> _Assigned task_: In the entries that follow, which lines hold the string "Controllable"? List them.

> _Records provided_:

◆ ◆ ◆ ◆ ◆ ◆ ◆

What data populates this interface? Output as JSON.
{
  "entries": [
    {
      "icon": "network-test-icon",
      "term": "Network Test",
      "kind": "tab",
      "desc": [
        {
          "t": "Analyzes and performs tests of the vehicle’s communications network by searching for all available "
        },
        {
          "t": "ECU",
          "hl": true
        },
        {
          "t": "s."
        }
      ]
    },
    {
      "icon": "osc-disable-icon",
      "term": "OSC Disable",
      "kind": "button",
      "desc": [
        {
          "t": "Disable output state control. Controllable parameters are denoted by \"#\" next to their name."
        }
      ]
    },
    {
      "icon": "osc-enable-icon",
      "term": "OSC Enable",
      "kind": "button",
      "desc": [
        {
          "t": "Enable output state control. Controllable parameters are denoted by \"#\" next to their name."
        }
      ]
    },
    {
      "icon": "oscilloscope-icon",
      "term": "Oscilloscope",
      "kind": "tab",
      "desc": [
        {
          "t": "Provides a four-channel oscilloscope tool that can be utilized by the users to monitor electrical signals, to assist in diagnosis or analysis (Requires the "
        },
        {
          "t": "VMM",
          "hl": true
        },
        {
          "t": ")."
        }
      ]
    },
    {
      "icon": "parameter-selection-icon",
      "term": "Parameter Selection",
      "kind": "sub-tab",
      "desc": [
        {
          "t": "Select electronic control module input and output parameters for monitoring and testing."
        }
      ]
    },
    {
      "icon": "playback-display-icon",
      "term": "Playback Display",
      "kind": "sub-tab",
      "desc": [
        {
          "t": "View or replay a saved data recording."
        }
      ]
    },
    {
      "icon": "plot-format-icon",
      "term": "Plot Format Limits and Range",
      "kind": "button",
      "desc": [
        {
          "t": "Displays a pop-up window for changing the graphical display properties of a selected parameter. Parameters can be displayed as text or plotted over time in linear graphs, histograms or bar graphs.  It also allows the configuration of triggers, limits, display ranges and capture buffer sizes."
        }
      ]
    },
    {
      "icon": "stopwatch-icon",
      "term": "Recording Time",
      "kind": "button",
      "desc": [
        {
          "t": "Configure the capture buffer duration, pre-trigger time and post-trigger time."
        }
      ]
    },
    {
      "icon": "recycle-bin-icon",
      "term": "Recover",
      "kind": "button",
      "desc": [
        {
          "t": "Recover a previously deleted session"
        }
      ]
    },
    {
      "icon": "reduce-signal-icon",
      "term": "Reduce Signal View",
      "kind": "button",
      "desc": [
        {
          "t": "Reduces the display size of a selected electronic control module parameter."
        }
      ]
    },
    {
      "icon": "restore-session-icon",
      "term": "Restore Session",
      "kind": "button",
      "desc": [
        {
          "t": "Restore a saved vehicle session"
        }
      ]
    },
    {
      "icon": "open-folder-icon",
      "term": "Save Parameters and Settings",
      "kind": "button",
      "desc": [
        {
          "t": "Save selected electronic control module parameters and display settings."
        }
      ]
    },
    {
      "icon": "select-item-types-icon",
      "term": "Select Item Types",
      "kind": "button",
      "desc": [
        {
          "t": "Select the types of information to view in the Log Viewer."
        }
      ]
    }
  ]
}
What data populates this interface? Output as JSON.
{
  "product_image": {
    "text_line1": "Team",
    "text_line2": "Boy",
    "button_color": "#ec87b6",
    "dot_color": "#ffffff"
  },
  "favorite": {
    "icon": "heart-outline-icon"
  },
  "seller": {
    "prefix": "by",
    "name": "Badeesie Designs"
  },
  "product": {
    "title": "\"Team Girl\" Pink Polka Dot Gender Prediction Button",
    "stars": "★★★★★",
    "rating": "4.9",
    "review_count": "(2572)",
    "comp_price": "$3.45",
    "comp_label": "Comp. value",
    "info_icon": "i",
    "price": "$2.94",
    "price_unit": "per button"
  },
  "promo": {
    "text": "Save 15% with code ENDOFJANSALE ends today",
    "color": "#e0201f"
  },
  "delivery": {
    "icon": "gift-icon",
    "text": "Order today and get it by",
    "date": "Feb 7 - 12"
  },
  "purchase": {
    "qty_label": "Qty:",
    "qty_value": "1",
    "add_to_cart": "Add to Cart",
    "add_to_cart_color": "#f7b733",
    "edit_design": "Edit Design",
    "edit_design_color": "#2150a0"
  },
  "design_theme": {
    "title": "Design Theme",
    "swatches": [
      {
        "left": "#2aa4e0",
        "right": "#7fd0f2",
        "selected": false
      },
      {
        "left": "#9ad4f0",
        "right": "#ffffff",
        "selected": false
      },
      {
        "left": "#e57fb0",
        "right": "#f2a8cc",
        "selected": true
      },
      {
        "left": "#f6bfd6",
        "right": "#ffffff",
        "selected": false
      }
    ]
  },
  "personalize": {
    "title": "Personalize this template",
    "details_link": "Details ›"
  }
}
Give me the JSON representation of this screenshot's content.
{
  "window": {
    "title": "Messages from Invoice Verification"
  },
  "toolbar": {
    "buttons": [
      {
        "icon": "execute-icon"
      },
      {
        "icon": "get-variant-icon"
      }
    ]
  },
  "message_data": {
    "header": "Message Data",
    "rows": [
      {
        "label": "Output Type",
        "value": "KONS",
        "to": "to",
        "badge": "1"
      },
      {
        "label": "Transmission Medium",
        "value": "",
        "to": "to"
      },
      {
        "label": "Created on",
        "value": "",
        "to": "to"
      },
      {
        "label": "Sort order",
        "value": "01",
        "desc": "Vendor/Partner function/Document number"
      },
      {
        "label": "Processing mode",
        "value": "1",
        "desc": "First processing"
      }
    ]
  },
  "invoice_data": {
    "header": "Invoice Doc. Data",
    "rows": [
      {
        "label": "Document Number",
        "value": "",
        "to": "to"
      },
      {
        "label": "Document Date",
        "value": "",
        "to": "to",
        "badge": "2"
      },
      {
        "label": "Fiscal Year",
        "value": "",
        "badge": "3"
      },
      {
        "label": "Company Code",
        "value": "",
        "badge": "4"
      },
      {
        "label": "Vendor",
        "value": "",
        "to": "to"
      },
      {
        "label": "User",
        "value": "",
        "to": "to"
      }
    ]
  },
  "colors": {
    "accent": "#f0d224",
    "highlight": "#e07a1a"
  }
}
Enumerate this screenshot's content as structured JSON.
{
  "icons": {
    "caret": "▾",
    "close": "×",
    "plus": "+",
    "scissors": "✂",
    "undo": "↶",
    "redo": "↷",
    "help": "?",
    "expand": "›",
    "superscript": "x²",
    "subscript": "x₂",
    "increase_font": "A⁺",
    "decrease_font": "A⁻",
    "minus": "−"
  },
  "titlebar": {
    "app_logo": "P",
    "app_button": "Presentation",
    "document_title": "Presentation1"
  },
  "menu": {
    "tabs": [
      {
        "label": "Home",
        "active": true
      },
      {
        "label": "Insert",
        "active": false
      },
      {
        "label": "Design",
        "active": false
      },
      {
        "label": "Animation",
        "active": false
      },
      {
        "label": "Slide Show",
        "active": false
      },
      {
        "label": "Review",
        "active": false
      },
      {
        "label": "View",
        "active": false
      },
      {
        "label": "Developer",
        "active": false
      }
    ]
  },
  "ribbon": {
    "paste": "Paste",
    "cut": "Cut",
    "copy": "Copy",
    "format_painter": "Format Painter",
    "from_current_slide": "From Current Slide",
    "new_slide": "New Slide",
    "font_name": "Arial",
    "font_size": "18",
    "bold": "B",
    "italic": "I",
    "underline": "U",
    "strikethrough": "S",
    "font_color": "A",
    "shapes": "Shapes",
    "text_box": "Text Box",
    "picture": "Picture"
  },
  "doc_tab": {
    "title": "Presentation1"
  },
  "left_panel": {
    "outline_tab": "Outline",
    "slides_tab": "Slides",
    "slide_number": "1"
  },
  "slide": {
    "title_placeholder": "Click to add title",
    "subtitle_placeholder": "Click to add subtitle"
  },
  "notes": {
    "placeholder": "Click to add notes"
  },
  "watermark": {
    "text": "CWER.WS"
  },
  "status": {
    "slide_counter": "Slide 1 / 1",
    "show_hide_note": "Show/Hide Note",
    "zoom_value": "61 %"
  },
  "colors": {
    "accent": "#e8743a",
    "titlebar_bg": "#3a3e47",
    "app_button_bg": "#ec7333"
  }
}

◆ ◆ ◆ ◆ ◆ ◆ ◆

> _Exercise result_:
          "t": "Disable output state control. Controllable parameters are denoted by \"#\" next to their name."
          "t": "Enable output state control. Controllable parameters are denoted by \"#\" next to their name."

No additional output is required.